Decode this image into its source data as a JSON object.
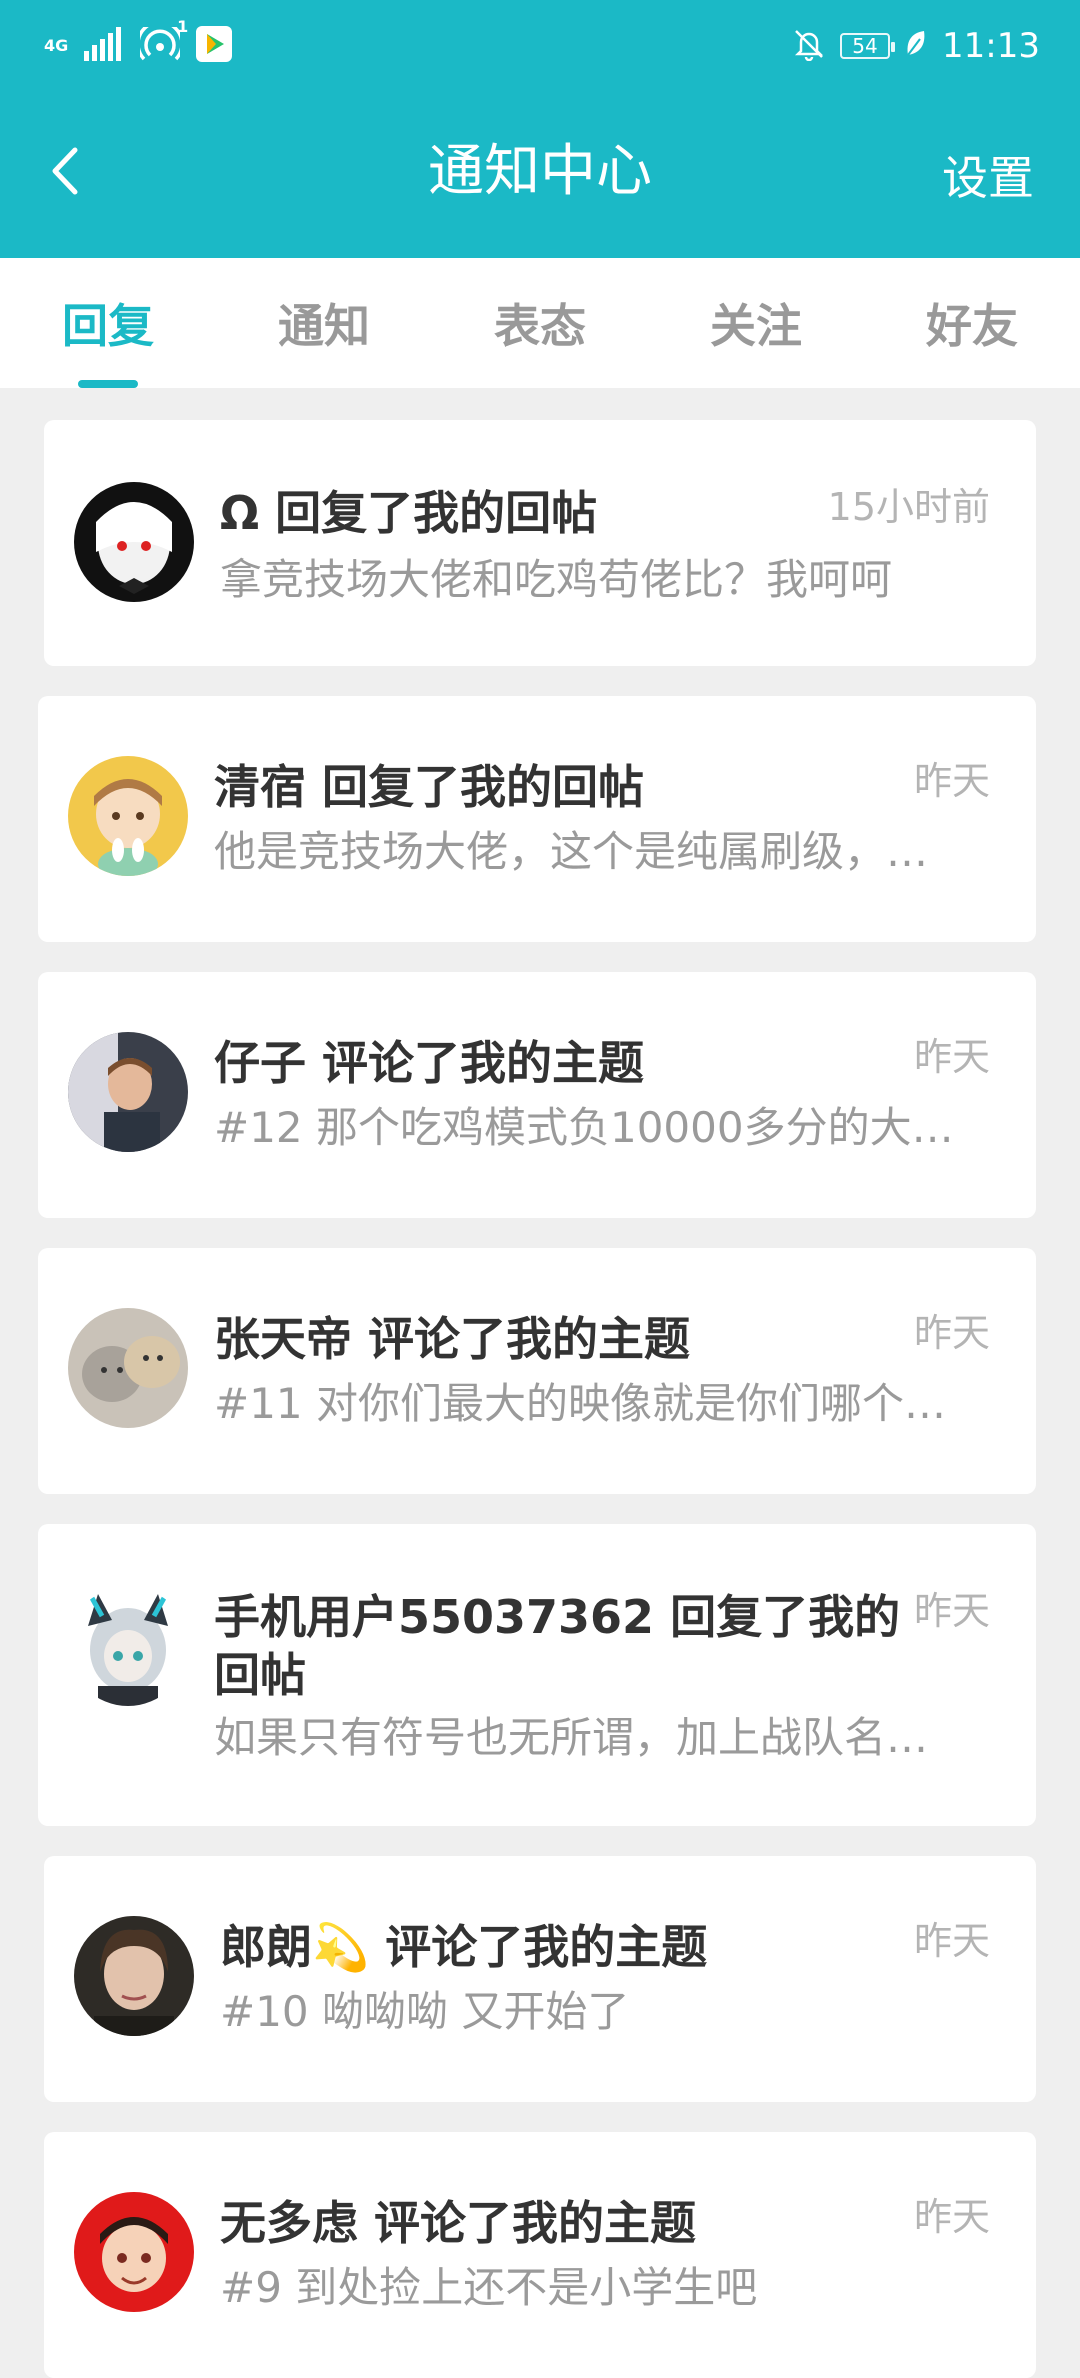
{
  "status_bar": {
    "signal_text": "4G",
    "wifi_badge": "1",
    "battery": "54",
    "time": "11:13"
  },
  "header": {
    "title": "通知中心",
    "settings_label": "设置"
  },
  "tabs": [
    {
      "label": "回复",
      "active": true
    },
    {
      "label": "通知",
      "active": false
    },
    {
      "label": "表态",
      "active": false
    },
    {
      "label": "关注",
      "active": false
    },
    {
      "label": "好友",
      "active": false
    }
  ],
  "notifications": [
    {
      "title": "Ω 回复了我的回帖",
      "time": "15小时前",
      "snippet": "拿竞技场大佬和吃鸡苟佬比？我呵呵"
    },
    {
      "title": "清宿 回复了我的回帖",
      "time": "昨天",
      "snippet": "他是竞技场大佬，这个是纯属刷级，…"
    },
    {
      "title": "仔子 评论了我的主题",
      "time": "昨天",
      "snippet": "#12 那个吃鸡模式负10000多分的大…"
    },
    {
      "title": "张天帝 评论了我的主题",
      "time": "昨天",
      "snippet": "#11 对你们最大的映像就是你们哪个…"
    },
    {
      "title_line1": "手机用户55037362 回复了我的",
      "title_line2": "回帖",
      "time": "昨天",
      "snippet": "如果只有符号也无所谓，加上战队名…"
    },
    {
      "title": "郎朗💫 评论了我的主题",
      "time": "昨天",
      "snippet": "#10 呦呦呦 又开始了"
    },
    {
      "title": "无多虑 评论了我的主题",
      "time": "昨天",
      "snippet": "#9 到处捡上还不是小学生吧"
    }
  ],
  "colors": {
    "accent": "#1bb9c6",
    "page_bg": "#efefef",
    "card_bg": "#ffffff"
  }
}
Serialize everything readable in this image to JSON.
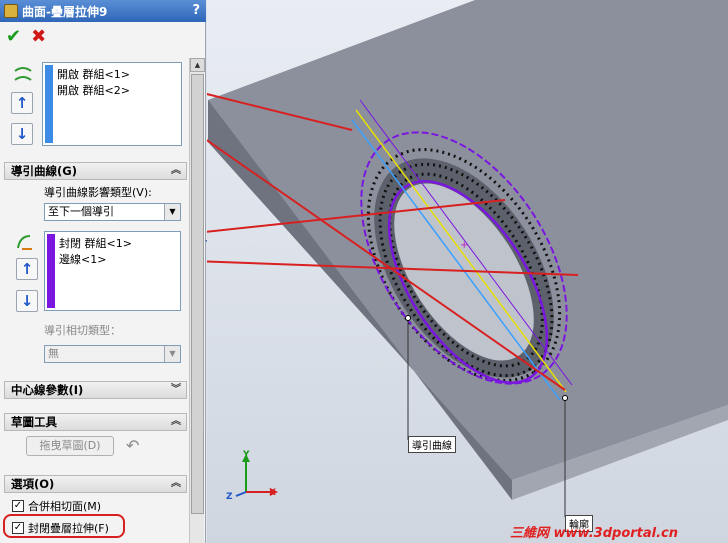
{
  "window": {
    "title": "曲面-疊層拉伸9",
    "help": "?"
  },
  "toolbar": {
    "ok_icon": "checkmark-icon",
    "cancel_icon": "x-icon"
  },
  "profiles": {
    "items": [
      "開啟 群組<1>",
      "開啟 群組<2>"
    ]
  },
  "guides": {
    "header": "導引曲線(G)",
    "influence_label": "導引曲線影響類型(V):",
    "influence_value": "至下一個導引",
    "items": [
      "封閉 群組<1>",
      "邊線<1>"
    ],
    "tangency_label": "導引相切類型：",
    "tangency_value": "無"
  },
  "centerline": {
    "header": "中心線參數(I)"
  },
  "sketch_tools": {
    "header": "草圖工具",
    "drag_button": "拖曳草圖(D)"
  },
  "options": {
    "header": "選項(O)",
    "merge_tangent": "合併相切面(M)",
    "closed_loft": "封閉疊層拉伸(F)"
  },
  "viewport": {
    "callout_guide": "導引曲線",
    "callout_profile": "輪廓",
    "triad": {
      "x": "X",
      "y": "Y",
      "z": "Z"
    }
  },
  "colors": {
    "profile_stripe": "#3c8be6",
    "guide_stripe": "#7a16e0",
    "callout_line": "#d82020"
  },
  "watermark": "三維网 www.3dportal.cn"
}
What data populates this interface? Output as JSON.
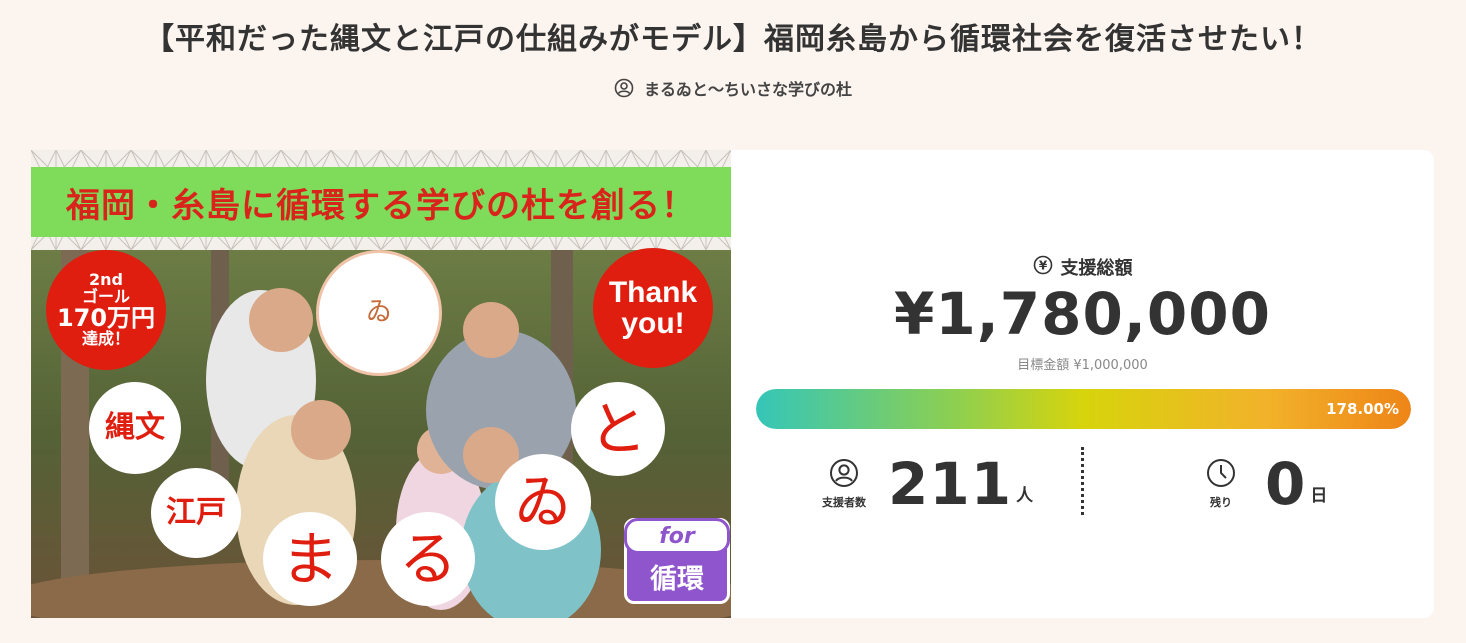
{
  "page": {
    "title": "【平和だった縄文と江戸の仕組みがモデル】福岡糸島から循環社会を復活させたい！",
    "owner_name": "まるゐと〜ちいさな学びの杜"
  },
  "hero_image": {
    "banner_text": "福岡・糸島に循環する学びの杜を創る！",
    "goal_badge": [
      "2nd",
      "ゴール",
      "170万円",
      "達成！"
    ],
    "thanks_badge": [
      "Thank",
      "you!"
    ],
    "circle_jomon": "縄文",
    "circle_edo": "江戸",
    "logo_char": "ゐ",
    "char_ma": "ま",
    "char_ru": "る",
    "char_wi": "ゐ",
    "char_to": "と",
    "for_label": "for",
    "for_value": "循環"
  },
  "funding": {
    "total_label": "支援総額",
    "total_amount": "¥1,780,000",
    "goal_text": "目標金額 ¥1,000,000",
    "progress_percent_text": "178.00%",
    "progress_fraction": 1.0,
    "supporters_label": "支援者数",
    "supporters_count": "211",
    "supporters_unit": "人",
    "remaining_label": "残り",
    "remaining_count": "0",
    "remaining_unit": "日"
  },
  "colors": {
    "background": "#fcf4ef",
    "banner_green": "#7fdc5a",
    "accent_red": "#e01e10",
    "purple": "#8e55cc"
  },
  "icons": {
    "owner": "user-circle-icon",
    "yen": "yen-circle-icon",
    "supporters": "user-circle-icon",
    "remaining": "clock-icon"
  }
}
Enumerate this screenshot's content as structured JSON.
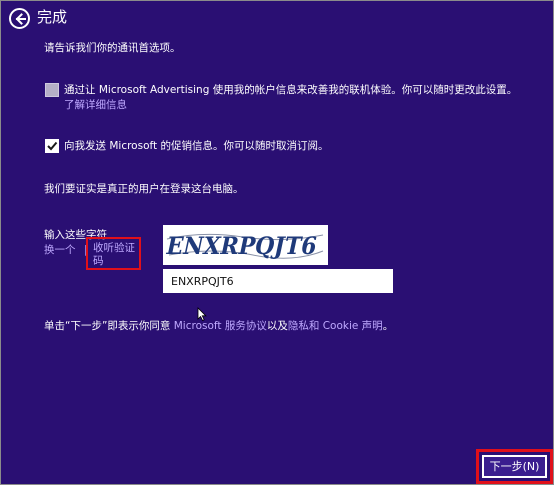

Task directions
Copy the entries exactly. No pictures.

Your solution
Decode this image into its source data as a JSON object.
{
  "status_bar": {
    "signal_text": "4G",
    "wifi_badge": "1",
    "battery": "54",
    "time": "11:13"
  },
  "header": {
    "title": "通知中心",
    "settings_label": "设置"
  },
  "tabs": [
    {
      "label": "回复",
      "active": true
    },
    {
      "label": "通知",
      "active": false
    },
    {
      "label": "表态",
      "active": false
    },
    {
      "label": "关注",
      "active": false
    },
    {
      "label": "好友",
      "active": false
    }
  ],
  "notifications": [
    {
      "title": "Ω 回复了我的回帖",
      "time": "15小时前",
      "snippet": "拿竞技场大佬和吃鸡苟佬比？我呵呵"
    },
    {
      "title": "清宿 回复了我的回帖",
      "time": "昨天",
      "snippet": "他是竞技场大佬，这个是纯属刷级，…"
    },
    {
      "title": "仔子 评论了我的主题",
      "time": "昨天",
      "snippet": "#12 那个吃鸡模式负10000多分的大…"
    },
    {
      "title": "张天帝 评论了我的主题",
      "time": "昨天",
      "snippet": "#11 对你们最大的映像就是你们哪个…"
    },
    {
      "title_line1": "手机用户55037362 回复了我的",
      "title_line2": "回帖",
      "time": "昨天",
      "snippet": "如果只有符号也无所谓，加上战队名…"
    },
    {
      "title": "郎朗💫 评论了我的主题",
      "time": "昨天",
      "snippet": "#10 呦呦呦 又开始了"
    },
    {
      "title": "无多虑 评论了我的主题",
      "time": "昨天",
      "snippet": "#9 到处捡上还不是小学生吧"
    }
  ],
  "colors": {
    "accent": "#1bb9c6",
    "page_bg": "#efefef",
    "card_bg": "#ffffff"
  }
}
Serialize everything readable in this image to JSON.
{
  "window": {
    "title": "曲面-疊層拉伸9",
    "help": "?"
  },
  "toolbar": {
    "ok_icon": "checkmark-icon",
    "cancel_icon": "x-icon"
  },
  "profiles": {
    "items": [
      "開啟 群組<1>",
      "開啟 群組<2>"
    ]
  },
  "guides": {
    "header": "導引曲線(G)",
    "influence_label": "導引曲線影響類型(V):",
    "influence_value": "至下一個導引",
    "items": [
      "封閉 群組<1>",
      "邊線<1>"
    ],
    "tangency_label": "導引相切類型：",
    "tangency_value": "無"
  },
  "centerline": {
    "header": "中心線參數(I)"
  },
  "sketch_tools": {
    "header": "草圖工具",
    "drag_button": "拖曳草圖(D)"
  },
  "options": {
    "header": "選項(O)",
    "merge_tangent": "合併相切面(M)",
    "closed_loft": "封閉疊層拉伸(F)"
  },
  "viewport": {
    "callout_guide": "導引曲線",
    "callout_profile": "輪廓",
    "triad": {
      "x": "X",
      "y": "Y",
      "z": "Z"
    }
  },
  "colors": {
    "profile_stripe": "#3c8be6",
    "guide_stripe": "#7a16e0",
    "callout_line": "#d82020"
  },
  "watermark": "三維网 www.3dportal.cn"
}
What data populates this interface? Output as JSON.
{
  "page": {
    "title": "【平和だった縄文と江戸の仕組みがモデル】福岡糸島から循環社会を復活させたい！",
    "owner_name": "まるゐと〜ちいさな学びの杜"
  },
  "hero_image": {
    "banner_text": "福岡・糸島に循環する学びの杜を創る！",
    "goal_badge": [
      "2nd",
      "ゴール",
      "170万円",
      "達成！"
    ],
    "thanks_badge": [
      "Thank",
      "you!"
    ],
    "circle_jomon": "縄文",
    "circle_edo": "江戸",
    "logo_char": "ゐ",
    "char_ma": "ま",
    "char_ru": "る",
    "char_wi": "ゐ",
    "char_to": "と",
    "for_label": "for",
    "for_value": "循環"
  },
  "funding": {
    "total_label": "支援総額",
    "total_amount": "¥1,780,000",
    "goal_text": "目標金額 ¥1,000,000",
    "progress_percent_text": "178.00%",
    "progress_fraction": 1.0,
    "supporters_label": "支援者数",
    "supporters_count": "211",
    "supporters_unit": "人",
    "remaining_label": "残り",
    "remaining_count": "0",
    "remaining_unit": "日"
  },
  "colors": {
    "background": "#fcf4ef",
    "banner_green": "#7fdc5a",
    "accent_red": "#e01e10",
    "purple": "#8e55cc"
  },
  "icons": {
    "owner": "user-circle-icon",
    "yen": "yen-circle-icon",
    "supporters": "user-circle-icon",
    "remaining": "clock-icon"
  }
}
Enumerate this screenshot's content as structured JSON.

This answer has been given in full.